Earlier in the book, Vladimir tells Hrabal and Egon Bondy how he came to be jailed for painting a picture of a brook running through the woods: “The pensioner called the police. He claimed there’s a boatyard of strategic importance to the state just past the inlet we were painting. We tried to explain that we were only interested in painting trees, but they brought us in anyway, and we had to make a sworn statement. I think we’re going to have to stick to humanist abstraction.”
Motor City Underground: Leni Sinclair—Photographs 1963-1978
Cary Loren and Lorraine Wild, Editors
Museum of Contemporary Art Detroit
During the ‘60s and ‘70s Detroit had thriving, entwined sub-cultures united music, painting, and poetry with armed politics.
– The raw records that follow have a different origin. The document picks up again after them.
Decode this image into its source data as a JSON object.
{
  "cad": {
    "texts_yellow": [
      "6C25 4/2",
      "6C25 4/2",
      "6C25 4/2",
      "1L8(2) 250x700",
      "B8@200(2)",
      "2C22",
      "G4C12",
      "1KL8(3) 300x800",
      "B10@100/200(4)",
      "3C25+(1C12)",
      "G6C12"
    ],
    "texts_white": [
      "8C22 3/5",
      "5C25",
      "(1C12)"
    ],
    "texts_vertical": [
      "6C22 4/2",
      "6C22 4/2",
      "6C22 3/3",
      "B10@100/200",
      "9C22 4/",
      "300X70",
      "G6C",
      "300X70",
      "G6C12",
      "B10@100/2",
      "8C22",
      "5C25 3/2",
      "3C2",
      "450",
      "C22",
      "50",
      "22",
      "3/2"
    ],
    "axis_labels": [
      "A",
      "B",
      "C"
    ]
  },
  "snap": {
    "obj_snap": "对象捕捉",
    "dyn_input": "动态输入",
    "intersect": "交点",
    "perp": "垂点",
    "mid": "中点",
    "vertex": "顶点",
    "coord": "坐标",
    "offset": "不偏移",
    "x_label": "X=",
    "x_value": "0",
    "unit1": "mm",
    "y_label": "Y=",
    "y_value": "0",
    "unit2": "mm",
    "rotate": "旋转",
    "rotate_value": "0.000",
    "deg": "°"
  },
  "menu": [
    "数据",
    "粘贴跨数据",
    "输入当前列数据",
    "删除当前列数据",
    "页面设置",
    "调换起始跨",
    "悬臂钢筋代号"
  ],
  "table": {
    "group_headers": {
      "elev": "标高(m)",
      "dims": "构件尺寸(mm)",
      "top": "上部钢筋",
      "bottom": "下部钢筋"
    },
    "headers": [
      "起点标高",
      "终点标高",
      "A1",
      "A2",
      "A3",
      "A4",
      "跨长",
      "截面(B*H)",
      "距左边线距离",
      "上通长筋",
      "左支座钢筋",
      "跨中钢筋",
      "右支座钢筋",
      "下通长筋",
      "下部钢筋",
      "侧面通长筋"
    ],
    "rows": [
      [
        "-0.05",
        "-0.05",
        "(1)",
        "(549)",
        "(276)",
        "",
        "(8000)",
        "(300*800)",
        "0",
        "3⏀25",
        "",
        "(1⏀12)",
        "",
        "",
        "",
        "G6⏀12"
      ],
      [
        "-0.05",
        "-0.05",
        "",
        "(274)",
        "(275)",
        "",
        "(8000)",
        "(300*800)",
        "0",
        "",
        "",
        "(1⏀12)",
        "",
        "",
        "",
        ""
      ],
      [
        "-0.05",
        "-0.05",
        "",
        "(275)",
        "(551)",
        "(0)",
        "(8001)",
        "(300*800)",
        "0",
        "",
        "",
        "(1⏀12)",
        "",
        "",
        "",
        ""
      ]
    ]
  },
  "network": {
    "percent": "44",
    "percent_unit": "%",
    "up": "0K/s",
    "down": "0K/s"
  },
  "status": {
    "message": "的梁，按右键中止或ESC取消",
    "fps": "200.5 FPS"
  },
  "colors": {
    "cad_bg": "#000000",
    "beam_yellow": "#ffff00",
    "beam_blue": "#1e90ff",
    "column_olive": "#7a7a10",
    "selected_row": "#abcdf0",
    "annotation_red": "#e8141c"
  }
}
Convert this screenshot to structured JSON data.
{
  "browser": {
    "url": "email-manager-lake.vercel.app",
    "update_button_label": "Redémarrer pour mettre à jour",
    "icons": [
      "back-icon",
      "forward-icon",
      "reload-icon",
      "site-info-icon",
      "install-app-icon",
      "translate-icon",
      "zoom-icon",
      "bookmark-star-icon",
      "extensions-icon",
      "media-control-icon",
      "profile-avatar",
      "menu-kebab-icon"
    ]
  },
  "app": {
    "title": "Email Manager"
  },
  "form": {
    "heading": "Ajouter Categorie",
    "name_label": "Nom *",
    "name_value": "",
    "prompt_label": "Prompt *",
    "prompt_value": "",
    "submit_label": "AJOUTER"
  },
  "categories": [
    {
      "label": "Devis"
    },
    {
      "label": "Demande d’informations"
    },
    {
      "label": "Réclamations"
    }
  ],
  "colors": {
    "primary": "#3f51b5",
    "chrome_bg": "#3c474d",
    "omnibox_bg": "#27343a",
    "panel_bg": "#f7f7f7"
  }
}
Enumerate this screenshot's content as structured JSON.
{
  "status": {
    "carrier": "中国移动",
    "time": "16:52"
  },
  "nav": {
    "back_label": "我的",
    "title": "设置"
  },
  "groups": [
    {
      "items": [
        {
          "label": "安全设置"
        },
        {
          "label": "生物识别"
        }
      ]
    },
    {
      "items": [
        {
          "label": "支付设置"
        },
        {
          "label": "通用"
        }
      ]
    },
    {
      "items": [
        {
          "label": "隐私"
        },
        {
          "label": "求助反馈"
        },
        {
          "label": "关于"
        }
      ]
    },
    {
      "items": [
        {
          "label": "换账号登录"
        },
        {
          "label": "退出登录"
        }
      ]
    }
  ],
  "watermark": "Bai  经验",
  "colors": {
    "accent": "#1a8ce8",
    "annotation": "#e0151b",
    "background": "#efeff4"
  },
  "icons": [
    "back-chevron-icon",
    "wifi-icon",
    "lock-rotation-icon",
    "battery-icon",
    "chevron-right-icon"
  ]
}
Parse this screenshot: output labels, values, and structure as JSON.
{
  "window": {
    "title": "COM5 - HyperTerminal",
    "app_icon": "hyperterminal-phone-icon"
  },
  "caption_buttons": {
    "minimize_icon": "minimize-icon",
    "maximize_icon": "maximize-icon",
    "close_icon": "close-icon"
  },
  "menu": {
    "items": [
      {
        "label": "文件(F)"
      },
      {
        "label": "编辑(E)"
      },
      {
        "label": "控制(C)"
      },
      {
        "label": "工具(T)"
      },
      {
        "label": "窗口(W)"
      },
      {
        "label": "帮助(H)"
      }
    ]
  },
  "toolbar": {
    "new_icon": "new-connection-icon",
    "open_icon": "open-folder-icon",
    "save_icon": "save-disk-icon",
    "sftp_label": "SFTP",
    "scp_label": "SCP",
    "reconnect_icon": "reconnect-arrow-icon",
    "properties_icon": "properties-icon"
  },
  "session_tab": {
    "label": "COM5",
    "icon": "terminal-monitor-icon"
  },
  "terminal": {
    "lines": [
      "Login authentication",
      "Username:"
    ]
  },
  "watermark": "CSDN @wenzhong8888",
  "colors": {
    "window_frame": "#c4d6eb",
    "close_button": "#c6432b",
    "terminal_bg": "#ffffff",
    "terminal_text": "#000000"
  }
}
At their nexus was Leni Sinclair, who documented the large milieu she and her husband John Sinclair circulated within, capturing the energy, tensions, and joys of the era. While turning the pages you may feel that, while you’re hearing the voice of young America again, it ain’t the Motown version but a complementary co-history of that era.
The MC5, Sun Ra, Tom Hayden, Alice Coltrane, Iggy Pop, Huey Newton, Aretha Franklin, and dozens more activists and artists, poets and partiers, musicians and mischief-makers appear throughout the book’s 400 pages of anti-war demonstrations, concerts, conferences, and rebellions.
Motor City Underground is beautifully designed and edited, a vital document of the time and a tribute to the photographer who kept a record of the time. The photo captions provide the context and significance of the events and people shown, and quotes from songs, statements, and reminiscences of the time are interspersed throughout, further explaining or exemplifying what is being documented. Cary Loren contributes an important 50-page essay, “Motor City Underground: Through the Lens of Leni Sinclar,” which begins as a biography of Sinclair but morphs about halfway through into biographies of the parts comprising the Motor City Underground. The book concludes with an interview with Sinclair.